What you need to do:
The entries follow. Copy every line in which "Толщина" appears.

Source records
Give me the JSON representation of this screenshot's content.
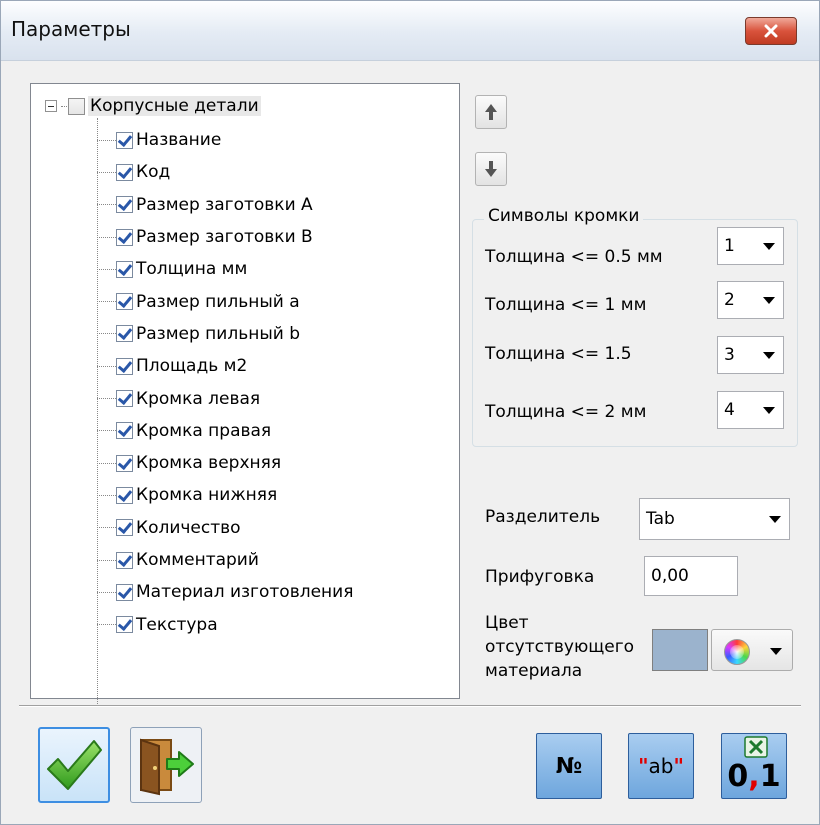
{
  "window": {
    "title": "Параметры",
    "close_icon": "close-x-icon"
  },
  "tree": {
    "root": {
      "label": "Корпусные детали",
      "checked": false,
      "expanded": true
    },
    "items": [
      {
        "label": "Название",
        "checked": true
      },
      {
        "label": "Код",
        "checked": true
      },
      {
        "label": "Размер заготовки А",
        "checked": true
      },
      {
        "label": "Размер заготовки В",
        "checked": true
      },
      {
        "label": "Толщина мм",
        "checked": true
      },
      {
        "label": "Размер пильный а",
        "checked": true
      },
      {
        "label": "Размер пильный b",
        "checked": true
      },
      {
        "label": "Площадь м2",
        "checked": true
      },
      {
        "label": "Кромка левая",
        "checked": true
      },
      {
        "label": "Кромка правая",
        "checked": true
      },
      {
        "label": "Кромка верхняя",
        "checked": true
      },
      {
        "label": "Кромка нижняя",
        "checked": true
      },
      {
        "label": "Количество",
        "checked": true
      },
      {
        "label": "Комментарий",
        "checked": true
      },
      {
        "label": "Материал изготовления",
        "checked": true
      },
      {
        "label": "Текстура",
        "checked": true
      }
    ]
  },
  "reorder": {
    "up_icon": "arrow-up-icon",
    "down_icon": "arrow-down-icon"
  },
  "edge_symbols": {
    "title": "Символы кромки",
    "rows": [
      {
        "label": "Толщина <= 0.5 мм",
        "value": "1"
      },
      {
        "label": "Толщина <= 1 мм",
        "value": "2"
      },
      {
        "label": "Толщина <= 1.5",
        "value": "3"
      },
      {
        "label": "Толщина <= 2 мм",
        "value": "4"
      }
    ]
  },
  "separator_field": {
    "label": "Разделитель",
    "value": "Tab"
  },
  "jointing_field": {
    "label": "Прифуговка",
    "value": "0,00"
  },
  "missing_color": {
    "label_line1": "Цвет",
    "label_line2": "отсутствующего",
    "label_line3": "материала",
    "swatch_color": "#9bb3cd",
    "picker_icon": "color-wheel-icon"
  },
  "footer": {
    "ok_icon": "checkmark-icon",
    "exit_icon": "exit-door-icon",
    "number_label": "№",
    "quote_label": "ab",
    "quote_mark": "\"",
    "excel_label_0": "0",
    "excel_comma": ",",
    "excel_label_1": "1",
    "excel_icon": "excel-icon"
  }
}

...

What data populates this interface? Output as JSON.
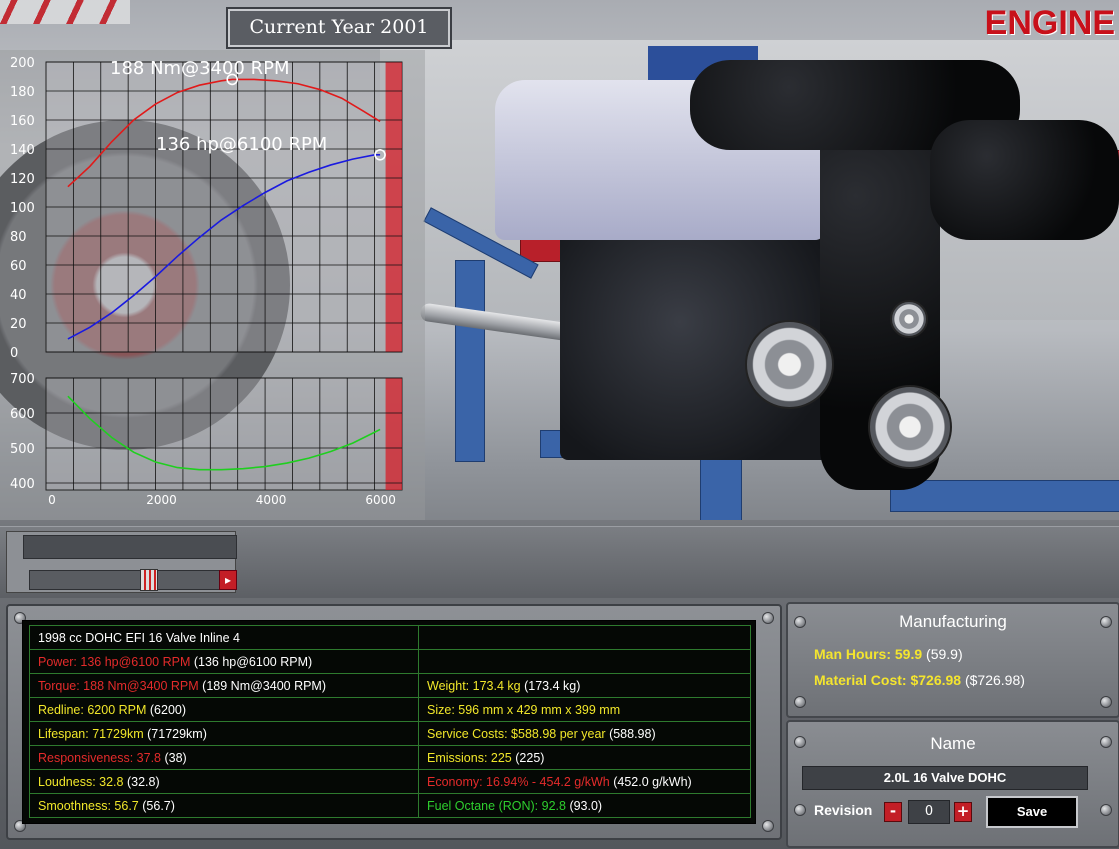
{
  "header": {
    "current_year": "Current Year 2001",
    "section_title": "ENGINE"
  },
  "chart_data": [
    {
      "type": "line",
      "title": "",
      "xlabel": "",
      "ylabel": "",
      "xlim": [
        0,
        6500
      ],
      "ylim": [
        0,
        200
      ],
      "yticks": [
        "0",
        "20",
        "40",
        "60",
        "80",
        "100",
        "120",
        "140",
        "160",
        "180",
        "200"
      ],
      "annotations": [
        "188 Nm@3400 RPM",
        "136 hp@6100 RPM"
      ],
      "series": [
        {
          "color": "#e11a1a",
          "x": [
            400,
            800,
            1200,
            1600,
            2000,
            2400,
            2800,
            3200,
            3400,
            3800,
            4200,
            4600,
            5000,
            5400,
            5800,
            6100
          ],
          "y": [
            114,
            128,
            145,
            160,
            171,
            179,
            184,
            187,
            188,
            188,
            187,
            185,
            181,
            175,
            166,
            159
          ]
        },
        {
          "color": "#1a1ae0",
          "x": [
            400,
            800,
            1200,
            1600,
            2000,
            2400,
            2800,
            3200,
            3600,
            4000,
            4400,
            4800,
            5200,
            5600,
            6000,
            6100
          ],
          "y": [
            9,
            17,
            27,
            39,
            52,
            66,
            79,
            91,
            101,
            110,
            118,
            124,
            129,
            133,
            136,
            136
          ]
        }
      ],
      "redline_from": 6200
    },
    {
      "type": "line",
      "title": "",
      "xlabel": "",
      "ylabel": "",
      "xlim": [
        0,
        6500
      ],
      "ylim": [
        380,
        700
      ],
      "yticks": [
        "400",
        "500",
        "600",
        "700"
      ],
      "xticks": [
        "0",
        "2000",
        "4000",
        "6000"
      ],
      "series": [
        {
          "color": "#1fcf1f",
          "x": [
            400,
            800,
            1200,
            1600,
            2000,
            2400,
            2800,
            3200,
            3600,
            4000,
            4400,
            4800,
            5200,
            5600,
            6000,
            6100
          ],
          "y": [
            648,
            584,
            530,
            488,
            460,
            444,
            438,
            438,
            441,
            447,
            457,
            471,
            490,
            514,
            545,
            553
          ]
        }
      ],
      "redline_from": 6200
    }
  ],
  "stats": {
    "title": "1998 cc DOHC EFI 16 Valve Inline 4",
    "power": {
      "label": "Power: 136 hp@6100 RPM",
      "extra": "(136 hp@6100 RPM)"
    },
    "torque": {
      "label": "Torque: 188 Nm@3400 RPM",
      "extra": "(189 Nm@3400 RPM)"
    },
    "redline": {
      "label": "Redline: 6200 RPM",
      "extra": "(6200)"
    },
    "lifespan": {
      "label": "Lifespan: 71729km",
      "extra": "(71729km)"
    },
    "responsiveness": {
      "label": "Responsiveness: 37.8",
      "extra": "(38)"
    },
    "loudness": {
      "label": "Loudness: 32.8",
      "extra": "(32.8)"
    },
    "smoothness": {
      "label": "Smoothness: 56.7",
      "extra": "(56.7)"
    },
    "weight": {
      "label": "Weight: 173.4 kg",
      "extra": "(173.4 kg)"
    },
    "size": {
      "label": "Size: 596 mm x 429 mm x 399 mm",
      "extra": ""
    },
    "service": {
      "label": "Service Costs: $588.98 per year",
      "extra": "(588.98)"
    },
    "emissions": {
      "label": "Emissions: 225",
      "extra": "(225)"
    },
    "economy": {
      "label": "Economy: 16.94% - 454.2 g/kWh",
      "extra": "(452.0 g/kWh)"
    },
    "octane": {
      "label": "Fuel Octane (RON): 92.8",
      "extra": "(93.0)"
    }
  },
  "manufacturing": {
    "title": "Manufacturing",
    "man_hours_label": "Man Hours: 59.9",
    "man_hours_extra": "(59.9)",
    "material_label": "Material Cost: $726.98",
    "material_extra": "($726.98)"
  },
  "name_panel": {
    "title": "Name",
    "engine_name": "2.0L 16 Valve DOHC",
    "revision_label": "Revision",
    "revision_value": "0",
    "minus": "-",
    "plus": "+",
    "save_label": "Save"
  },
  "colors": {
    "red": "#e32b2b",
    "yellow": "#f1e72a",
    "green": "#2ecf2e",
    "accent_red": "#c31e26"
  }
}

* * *

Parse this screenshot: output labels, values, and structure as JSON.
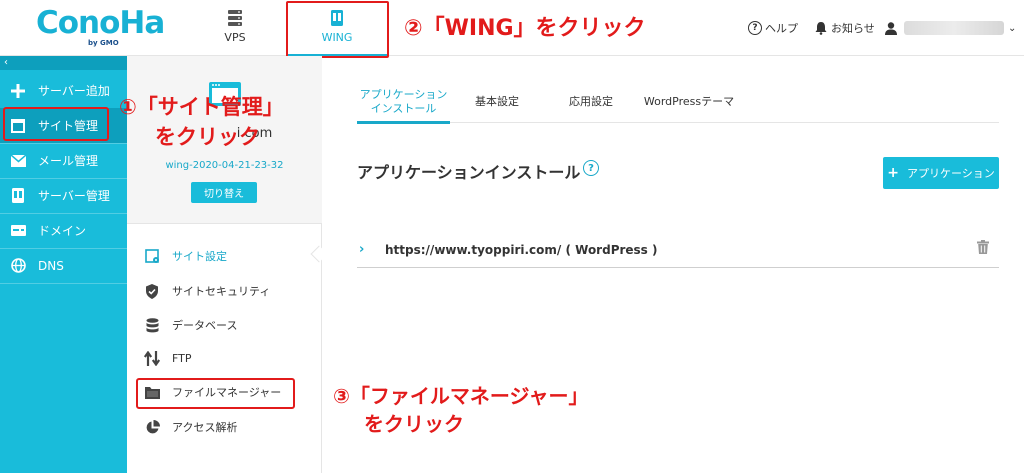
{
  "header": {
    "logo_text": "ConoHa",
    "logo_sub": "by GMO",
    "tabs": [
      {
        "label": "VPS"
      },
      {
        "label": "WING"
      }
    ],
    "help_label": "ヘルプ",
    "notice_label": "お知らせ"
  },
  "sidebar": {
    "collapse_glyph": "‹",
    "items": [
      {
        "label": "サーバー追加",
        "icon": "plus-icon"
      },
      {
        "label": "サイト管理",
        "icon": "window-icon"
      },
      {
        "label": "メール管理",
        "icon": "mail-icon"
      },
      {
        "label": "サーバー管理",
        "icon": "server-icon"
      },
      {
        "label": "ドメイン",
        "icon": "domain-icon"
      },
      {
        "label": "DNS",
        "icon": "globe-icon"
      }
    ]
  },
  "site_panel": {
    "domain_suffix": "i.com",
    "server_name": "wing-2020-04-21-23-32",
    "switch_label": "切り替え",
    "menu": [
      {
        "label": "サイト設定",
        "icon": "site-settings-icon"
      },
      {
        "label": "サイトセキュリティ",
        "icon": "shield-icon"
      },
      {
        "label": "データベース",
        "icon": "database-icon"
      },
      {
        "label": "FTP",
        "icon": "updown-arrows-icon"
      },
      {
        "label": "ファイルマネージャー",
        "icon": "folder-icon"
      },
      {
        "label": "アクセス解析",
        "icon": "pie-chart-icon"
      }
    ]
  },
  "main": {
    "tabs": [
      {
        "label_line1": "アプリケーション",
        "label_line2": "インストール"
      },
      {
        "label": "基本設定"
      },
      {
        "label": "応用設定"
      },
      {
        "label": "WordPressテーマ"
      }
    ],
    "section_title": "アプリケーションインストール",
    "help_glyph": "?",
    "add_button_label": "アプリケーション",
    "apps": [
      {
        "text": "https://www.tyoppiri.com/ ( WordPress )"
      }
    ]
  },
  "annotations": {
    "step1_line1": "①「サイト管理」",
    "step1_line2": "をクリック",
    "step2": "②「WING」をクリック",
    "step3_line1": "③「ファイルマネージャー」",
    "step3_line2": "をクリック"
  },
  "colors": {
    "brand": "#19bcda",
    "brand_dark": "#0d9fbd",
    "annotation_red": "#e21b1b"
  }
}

Answer area:
        "label": "Толщина мм",
        "label": "Толщина <= 0.5 мм",
        "label": "Толщина <= 1 мм",
        "label": "Толщина <= 1.5",
        "label": "Толщина <= 2 мм",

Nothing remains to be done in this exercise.